So far, WCK has been serving a number of soup and stews, Andrés mentioned, even ramen. The refugees have gratefully acquired these sizzling broths, as temperatures have dipped under zero in Ukraine and Poland. “Soups, in these freezing temperatures, are highly needed for everybody, especially for people who have been walking for hours, if not days,” Andrés mentioned.
Early in the morning on Tuesday, Mook was in Ukraine, close to the Polish border crossing at Kroscienko, the place lots of of automobiles had been ready 20 hours or extra to enter the county and discover some kind of security. He and David Greene, the former host of NPR’s “Morning Edition,” had been passing out contemporary fruit, sandwiches and chocolate in temperatures that dipped to minus-11 levels Fahrenheit. Either Mook or Greene would drive a automobile full of provides, whereas the opposite would cross out meals. When the person handing out meals bought too chilly, or his fingers began to go numb, the 2 would change roles.
“I think a lot of folks were nervous,” Mook mentioned. “Everybody doesn’t really know what’s going to happen next. The families that we spoke with, they’ve left everything, and maybe they have an idea where they’re headed, maybe they have friends or family in Poland or in Europe that they can go to. Or maybe not. Maybe they’re just trying to get across the border and figure out their next steps. But nobody really knows when they’ll be able to go back.
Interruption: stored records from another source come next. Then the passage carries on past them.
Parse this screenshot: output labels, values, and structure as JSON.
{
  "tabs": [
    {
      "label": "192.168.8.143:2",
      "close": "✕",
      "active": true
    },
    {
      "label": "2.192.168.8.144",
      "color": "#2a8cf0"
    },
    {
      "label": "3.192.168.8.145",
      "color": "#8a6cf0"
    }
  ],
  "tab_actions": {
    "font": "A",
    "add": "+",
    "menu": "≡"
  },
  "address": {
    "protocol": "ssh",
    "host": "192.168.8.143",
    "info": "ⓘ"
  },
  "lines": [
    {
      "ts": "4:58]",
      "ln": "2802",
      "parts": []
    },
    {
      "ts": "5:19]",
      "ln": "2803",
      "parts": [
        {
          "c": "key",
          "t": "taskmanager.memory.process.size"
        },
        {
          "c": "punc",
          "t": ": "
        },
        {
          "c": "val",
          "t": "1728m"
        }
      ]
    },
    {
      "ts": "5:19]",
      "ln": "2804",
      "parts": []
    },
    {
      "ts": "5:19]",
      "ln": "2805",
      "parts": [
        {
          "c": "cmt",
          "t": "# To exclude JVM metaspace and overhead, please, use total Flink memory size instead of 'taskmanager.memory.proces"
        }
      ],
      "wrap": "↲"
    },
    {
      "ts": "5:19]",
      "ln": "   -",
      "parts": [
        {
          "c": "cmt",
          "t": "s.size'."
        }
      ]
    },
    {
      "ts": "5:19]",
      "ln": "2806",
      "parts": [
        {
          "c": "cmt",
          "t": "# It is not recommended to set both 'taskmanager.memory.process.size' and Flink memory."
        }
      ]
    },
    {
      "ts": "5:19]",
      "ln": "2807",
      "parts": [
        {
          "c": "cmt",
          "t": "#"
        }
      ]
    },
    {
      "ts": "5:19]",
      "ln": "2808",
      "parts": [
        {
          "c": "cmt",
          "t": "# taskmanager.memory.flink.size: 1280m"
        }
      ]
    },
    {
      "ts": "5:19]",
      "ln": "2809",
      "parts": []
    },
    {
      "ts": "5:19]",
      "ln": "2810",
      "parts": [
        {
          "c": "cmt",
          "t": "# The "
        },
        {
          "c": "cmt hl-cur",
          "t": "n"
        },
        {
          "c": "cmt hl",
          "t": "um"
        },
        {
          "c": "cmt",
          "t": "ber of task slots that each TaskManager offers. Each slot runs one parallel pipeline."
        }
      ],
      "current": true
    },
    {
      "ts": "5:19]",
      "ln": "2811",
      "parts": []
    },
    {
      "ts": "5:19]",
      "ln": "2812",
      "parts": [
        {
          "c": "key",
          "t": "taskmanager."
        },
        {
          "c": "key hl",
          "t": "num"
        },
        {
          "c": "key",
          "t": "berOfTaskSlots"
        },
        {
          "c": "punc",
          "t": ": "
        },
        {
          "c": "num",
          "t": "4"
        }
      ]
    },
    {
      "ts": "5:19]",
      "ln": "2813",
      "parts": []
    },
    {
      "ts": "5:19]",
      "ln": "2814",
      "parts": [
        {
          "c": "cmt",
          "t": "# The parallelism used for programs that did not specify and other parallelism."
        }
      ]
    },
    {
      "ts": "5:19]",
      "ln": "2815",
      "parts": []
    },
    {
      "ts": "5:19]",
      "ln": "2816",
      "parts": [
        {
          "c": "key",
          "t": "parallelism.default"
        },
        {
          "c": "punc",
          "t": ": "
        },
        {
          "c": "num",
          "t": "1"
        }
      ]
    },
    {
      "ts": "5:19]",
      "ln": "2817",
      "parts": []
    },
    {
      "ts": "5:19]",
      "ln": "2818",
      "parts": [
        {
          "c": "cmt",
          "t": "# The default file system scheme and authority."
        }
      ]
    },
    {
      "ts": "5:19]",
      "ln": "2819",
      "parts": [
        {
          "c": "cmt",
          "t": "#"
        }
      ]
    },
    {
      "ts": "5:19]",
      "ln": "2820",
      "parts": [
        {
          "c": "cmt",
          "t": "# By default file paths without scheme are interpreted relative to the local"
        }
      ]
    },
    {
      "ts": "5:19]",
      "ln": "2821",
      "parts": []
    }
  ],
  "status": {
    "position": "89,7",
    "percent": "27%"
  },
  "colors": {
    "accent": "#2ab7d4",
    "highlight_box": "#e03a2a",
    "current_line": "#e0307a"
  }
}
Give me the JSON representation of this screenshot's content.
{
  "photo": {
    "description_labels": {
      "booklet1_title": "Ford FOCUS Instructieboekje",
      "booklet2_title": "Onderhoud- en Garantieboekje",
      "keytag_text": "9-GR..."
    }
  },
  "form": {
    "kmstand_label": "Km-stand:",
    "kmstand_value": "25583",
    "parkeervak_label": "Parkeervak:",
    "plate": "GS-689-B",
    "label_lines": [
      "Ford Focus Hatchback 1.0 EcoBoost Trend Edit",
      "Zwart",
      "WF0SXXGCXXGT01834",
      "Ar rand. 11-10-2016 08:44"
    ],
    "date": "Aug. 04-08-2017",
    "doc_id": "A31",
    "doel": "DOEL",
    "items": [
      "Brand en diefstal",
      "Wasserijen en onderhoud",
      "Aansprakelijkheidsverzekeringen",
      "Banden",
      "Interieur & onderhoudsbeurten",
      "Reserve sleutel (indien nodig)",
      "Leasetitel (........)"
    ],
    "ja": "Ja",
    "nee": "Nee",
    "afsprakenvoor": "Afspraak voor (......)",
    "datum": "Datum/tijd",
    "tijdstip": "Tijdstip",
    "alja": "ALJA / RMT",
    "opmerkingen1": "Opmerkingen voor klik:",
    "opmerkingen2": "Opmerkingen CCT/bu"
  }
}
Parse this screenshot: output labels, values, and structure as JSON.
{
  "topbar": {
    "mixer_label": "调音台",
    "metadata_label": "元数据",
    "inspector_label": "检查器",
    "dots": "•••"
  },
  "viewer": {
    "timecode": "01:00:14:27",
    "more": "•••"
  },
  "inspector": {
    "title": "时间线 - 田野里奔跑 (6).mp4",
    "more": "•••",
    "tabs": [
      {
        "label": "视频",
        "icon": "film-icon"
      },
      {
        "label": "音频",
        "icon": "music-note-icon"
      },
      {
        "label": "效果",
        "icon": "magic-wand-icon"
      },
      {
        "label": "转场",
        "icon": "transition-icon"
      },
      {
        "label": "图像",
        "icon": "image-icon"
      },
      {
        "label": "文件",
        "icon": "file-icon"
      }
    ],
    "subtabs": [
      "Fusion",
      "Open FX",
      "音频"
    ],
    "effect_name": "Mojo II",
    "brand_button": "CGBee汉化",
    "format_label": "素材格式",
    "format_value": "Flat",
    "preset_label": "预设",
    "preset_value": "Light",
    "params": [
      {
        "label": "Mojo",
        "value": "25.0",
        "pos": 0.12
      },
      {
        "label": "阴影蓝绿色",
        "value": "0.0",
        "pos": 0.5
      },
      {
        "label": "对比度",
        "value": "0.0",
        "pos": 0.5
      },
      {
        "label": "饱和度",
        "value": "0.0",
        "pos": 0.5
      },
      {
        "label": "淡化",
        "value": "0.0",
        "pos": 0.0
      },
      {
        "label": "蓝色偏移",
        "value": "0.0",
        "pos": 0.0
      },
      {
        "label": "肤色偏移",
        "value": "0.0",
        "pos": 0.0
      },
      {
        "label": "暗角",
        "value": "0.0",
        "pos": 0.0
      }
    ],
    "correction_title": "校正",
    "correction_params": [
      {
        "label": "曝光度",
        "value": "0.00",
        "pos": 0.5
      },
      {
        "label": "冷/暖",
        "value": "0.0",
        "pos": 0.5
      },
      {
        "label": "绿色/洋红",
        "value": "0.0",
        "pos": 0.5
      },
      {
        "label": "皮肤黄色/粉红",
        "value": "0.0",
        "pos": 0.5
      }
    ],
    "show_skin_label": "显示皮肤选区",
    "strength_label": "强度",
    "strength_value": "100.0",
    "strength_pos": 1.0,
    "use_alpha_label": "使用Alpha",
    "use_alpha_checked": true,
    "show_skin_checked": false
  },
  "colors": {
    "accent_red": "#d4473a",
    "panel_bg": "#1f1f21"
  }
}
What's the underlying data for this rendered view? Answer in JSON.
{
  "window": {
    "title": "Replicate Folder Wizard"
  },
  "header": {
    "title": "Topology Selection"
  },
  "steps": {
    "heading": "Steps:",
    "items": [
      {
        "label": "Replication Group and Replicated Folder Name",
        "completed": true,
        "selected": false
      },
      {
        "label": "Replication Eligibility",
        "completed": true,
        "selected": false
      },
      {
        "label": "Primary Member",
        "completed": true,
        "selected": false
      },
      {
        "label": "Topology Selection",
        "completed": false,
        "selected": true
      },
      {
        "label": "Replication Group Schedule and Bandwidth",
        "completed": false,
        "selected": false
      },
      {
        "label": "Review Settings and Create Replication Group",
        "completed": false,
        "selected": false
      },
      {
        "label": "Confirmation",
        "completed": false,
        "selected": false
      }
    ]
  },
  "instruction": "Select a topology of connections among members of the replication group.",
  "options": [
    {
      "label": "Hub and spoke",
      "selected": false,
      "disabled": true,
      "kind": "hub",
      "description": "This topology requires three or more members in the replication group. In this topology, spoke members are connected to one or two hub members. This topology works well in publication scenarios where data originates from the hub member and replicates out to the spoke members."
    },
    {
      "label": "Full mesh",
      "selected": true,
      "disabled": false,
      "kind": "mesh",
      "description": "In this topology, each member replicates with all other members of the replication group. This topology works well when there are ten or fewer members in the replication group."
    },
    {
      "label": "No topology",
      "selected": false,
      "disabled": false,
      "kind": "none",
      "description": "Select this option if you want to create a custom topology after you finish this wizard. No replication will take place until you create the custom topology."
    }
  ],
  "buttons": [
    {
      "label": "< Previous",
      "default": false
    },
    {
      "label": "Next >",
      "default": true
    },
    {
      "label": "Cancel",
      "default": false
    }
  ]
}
Nobody really knows if their home will be there when they return.”
In his first days in Poland and Ukraine, Andrés has witnessed a number of heartbreak, too.
“The children, they tell you, ‘My father has to stay behind.’ It’s so sad because you can’t possibly imagine those children know why their fathers have stayed,” the chef mentioned. “It breaks your heart.”